- **Problem statement**
Please give the listing again in full, leaving out its images.

- **Records for the task**

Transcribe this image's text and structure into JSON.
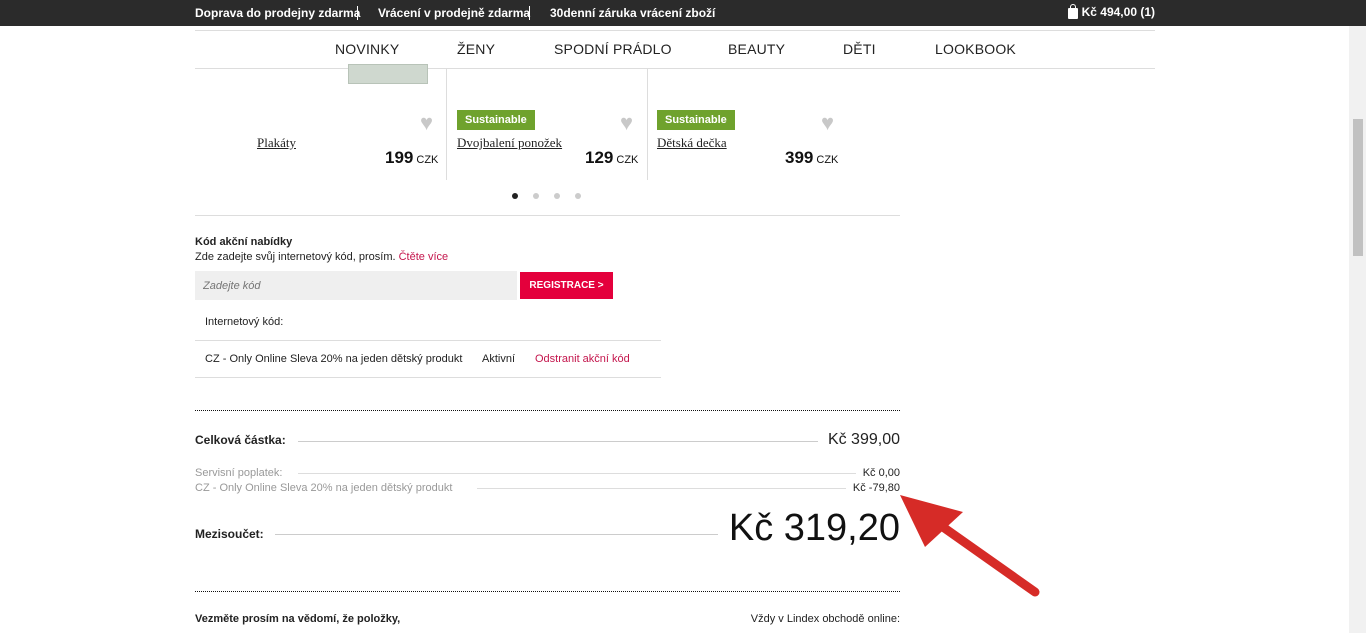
{
  "topbar": {
    "links": [
      "Doprava do prodejny zdarma",
      "Vrácení v prodejně zdarma",
      "30denní záruka vrácení zboží"
    ],
    "cart": "Kč 494,00 (1)"
  },
  "nav": [
    "NOVINKY",
    "ŽENY",
    "SPODNÍ PRÁDLO",
    "BEAUTY",
    "DĚTI",
    "LOOKBOOK"
  ],
  "products": [
    {
      "name": "Plakáty",
      "price": "199",
      "currency": "CZK",
      "badge": ""
    },
    {
      "name": "Dvojbalení ponožek",
      "price": "129",
      "currency": "CZK",
      "badge": "Sustainable"
    },
    {
      "name": "Dětská dečka",
      "price": "399",
      "currency": "CZK",
      "badge": "Sustainable"
    }
  ],
  "promo": {
    "title": "Kód akční nabídky",
    "desc": "Zde zadejte svůj internetový kód, prosím.",
    "read_more": "Čtěte více",
    "placeholder": "Zadejte kód",
    "button": "REGISTRACE >",
    "code_label": "Internetový kód:",
    "code_name": "CZ - Only Online Sleva 20% na jeden dětský produkt",
    "code_status": "Aktivní",
    "code_remove": "Odstranit akční kód"
  },
  "totals": {
    "total_label": "Celková částka:",
    "total_value": "Kč 399,00",
    "fee_label": "Servisní poplatek:",
    "fee_value": "Kč 0,00",
    "discount_label": "CZ - Only Online Sleva 20% na jeden dětský produkt",
    "discount_value": "Kč -79,80",
    "subtotal_label": "Mezisoučet:",
    "subtotal_value": "Kč 319,20"
  },
  "footer": {
    "left": "Vezměte prosím na vědomí, že položky,",
    "right": "Vždy v Lindex obchodě online:"
  },
  "colors": {
    "accent": "#e4003c",
    "badge": "#6fa22d",
    "arrow": "#d62b27"
  }
}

- **Reply**
Transcribe this image's text and structure into JSON.
{
  "topbar": {
    "links": [
      "Doprava do prodejny zdarma",
      "Vrácení v prodejně zdarma",
      "30denní záruka vrácení zboží"
    ],
    "cart": "Kč 494,00 (1)"
  },
  "nav": [
    "NOVINKY",
    "ŽENY",
    "SPODNÍ PRÁDLO",
    "BEAUTY",
    "DĚTI",
    "LOOKBOOK"
  ],
  "products": [
    {
      "name": "Plakáty",
      "price": "199",
      "currency": "CZK",
      "badge": ""
    },
    {
      "name": "Dvojbalení ponožek",
      "price": "129",
      "currency": "CZK",
      "badge": "Sustainable"
    },
    {
      "name": "Dětská dečka",
      "price": "399",
      "currency": "CZK",
      "badge": "Sustainable"
    }
  ],
  "promo": {
    "title": "Kód akční nabídky",
    "desc": "Zde zadejte svůj internetový kód, prosím.",
    "read_more": "Čtěte více",
    "placeholder": "Zadejte kód",
    "button": "REGISTRACE >",
    "code_label": "Internetový kód:",
    "code_name": "CZ - Only Online Sleva 20% na jeden dětský produkt",
    "code_status": "Aktivní",
    "code_remove": "Odstranit akční kód"
  },
  "totals": {
    "total_label": "Celková částka:",
    "total_value": "Kč 399,00",
    "fee_label": "Servisní poplatek:",
    "fee_value": "Kč 0,00",
    "discount_label": "CZ - Only Online Sleva 20% na jeden dětský produkt",
    "discount_value": "Kč -79,80",
    "subtotal_label": "Mezisoučet:",
    "subtotal_value": "Kč 319,20"
  },
  "footer": {
    "left": "Vezměte prosím na vědomí, že položky,",
    "right": "Vždy v Lindex obchodě online:"
  },
  "colors": {
    "accent": "#e4003c",
    "badge": "#6fa22d",
    "arrow": "#d62b27"
  }
}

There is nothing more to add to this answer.